Meryl Streep's Golden Globes Speech Matters, but Only If You Make It

Oh, Meryl Streep. Just when it seemed like you couldn't be more perfect, you got up at the Golden Globes and said all the things so many people feel about President-elect Donald Trump.

Being honored at the Globes with the Cecil B. DeMille Award, Streep's powerful speech hinged on the idea that empathy is an important tool to give voice to the powerless.

"There was one performance this year that stunned me. It sank its hooks in my heart. Not because it was good; there was nothing good about it. But it was effective and it did its job," Streep said.

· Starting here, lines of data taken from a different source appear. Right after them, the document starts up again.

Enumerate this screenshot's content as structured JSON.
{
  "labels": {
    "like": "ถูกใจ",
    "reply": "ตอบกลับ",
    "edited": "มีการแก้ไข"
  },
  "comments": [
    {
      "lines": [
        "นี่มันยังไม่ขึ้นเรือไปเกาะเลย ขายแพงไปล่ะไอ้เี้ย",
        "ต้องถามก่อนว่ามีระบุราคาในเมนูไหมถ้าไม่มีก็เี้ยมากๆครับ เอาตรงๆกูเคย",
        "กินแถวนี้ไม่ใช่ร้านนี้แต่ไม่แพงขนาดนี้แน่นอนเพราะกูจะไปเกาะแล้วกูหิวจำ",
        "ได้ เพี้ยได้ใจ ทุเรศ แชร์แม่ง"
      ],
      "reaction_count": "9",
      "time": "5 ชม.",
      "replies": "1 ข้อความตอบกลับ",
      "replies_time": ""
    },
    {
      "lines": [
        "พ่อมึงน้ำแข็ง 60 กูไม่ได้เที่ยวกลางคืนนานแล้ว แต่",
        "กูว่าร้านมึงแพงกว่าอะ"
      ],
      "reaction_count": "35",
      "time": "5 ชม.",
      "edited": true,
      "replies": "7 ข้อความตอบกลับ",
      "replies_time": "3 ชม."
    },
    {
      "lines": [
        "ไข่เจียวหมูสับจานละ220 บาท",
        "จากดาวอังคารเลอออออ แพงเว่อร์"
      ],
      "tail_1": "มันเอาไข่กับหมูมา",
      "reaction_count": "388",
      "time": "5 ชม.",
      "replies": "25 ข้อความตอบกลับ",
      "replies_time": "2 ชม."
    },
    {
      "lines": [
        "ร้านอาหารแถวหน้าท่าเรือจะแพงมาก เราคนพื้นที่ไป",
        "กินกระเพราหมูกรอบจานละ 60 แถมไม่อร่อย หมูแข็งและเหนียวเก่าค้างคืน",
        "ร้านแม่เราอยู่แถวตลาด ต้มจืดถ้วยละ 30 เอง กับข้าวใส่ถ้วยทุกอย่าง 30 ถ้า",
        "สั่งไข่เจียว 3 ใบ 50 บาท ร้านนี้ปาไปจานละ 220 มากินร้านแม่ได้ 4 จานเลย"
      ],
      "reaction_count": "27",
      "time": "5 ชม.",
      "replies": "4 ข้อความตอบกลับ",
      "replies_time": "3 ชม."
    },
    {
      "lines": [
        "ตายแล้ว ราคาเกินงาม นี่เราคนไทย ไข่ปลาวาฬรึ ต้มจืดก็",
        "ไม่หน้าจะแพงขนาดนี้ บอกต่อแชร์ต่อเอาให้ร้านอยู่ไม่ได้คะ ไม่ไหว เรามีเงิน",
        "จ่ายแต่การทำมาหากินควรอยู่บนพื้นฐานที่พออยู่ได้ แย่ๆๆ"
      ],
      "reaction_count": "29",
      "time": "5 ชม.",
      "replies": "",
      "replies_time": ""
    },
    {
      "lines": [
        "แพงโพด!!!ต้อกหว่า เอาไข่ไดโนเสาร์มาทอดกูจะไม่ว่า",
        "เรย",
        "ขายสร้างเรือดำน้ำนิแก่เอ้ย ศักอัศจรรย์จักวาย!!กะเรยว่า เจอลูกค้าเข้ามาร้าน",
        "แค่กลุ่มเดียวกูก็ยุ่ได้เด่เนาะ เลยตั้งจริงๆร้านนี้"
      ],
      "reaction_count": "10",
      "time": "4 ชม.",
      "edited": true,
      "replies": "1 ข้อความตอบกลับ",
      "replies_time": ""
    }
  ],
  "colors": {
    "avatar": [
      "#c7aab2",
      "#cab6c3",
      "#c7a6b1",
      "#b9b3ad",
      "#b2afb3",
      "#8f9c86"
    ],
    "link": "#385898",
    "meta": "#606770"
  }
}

"It made its intended audience laugh, and show their teeth. It was that moment when the person asking to sit in the most respected seat in our country imitated a disabled reporter. Someone he outranked in privilege, power and the capacity to fight back.

"It kind of broke my heart when I saw it, and I still can't get it out of my head, because it wasn’t in a movie. It was real life."

She went on to implore her audience of stars ensure they do more than just speak out against a president that makes them uncomfortable.

"And this instinct to humiliate, when it's modeled by someone in the public platform, by someone powerful, it filters down into everybody’s life, because it kinda gives permission for other people to do the same thing. Disrespect invites disrespect, violence incites violence. And when the powerful use their position to bully others we all lose.

"This brings me to the press. We need the principled press to hold power to account, to call him on the carpet for every outrage. That's why our founders enshrined the press and its freedoms in the Constitution.

"So I only ask the famously well-heeled Hollywood Foreign Press and all of us in our community to join me in supporting the Committee to Protect Journalists, because we're gonna need them going forward, and they'll need us to safeguard the truth.

The speech has been trending on Facebook and Twitter for hours. It lit up the night like a constellation of shooting stars. It got people talking again about Trump, about power, about what's wrong with politics today.

Well, it did that in "blue" social media feeds.

In the "red" feeds, it was a rag to a bull. It was another example of "elites" talking down to "real Americans". Of the "smug liberalism" that led to Trump's surprise victory in the rust belt.

While my friends were talking about how much they loved Streep and sharing transcripts of her words on Facebook, millions of Americans were feeling chastised and criticized.

Maybe they missed Meryl's opener, about Hollywood's diversity.

"Who are we, and what is Hollywood anyway? It's just a bunch of people from other places. I was born and raised and educated in the public schools of New Jersey.

"Viola was born in a sharecropper's cabin in South Carolina, came up in Central Falls, Rhode Island; Sarah Paulson was born in Florida, raised by a single mom in Brooklyn.

"Sarah Jessica Parker was one of seven or eight kids in Ohio. Amy Adams was born in Vicenza, Italy. And Natalie Portman was born in Jerusalem. Where are their birth certificates?

"And the beautiful Ruth Negga was born in Addis Ababa, Ethiopia, raised in London—no, in Ireland I do believe, and she's here nominated for playing a girl in small-town Virginia."

Maybe they didn't.

Maybe it doesn't matter what a famous person says, or how many times it's shared. In fact, I suspect it really doesn't matter at all.

What does matter is what we all do with the goodwill and agreement we feel when we hear someway say something we agree with. Something we believe is important.

When you hear Meryl Streep, or any other person you admire, say something political you agree with, remember two things:

  1. Saying something isn't the whole job, you've got to back it up with action.
  2. Just because you agree, doesn't mean the world will change.

It's nice to think that every click of the like button, every share, every status or tweet, every selfie with hashtags, will make some kind of difference. It's so nice to think it. But it simply isn't true.

We will not beat hate, fear and division by speaking at the people we disagree with. It will make us feel better, but it won't shift votes, or stop policy changes or alter the make-up of Congress.

Hard work talking to people you disagree with, cold hard cash for the organizations you care about, support for the people who need it: These are the actions that change lives, change minds, change governments.

None of it is easy, none of it is fun (although you meet wonderful, wonderful people when you fight together for a common cause), and sometimes, you get your heart broken when you fail to make change.

But here's something to consider. Donald Trump is going to be the President of the United States.

What would you rather tell your children, your nieces and nephews, your friends' youngsters? That you shared a lot of statuses that articulated how you felt? Or that you stood up and said, "I believe this, and this is what I'm going to do about it."

I know which I prefer. And I think, from what Streep said, that she's not planning on simply making speeches either.

So, because it's a good life motto no matter what you do, be more like Meryl. Lend your voice, your money, and your passion to a cause close to your heart.

As Meryl says: "Take your broken heart and turn it into art"—and activism and protest.

It's so much more satisfying than clicking like. I promise.

Want some ideas on how to get active? We've got you covered.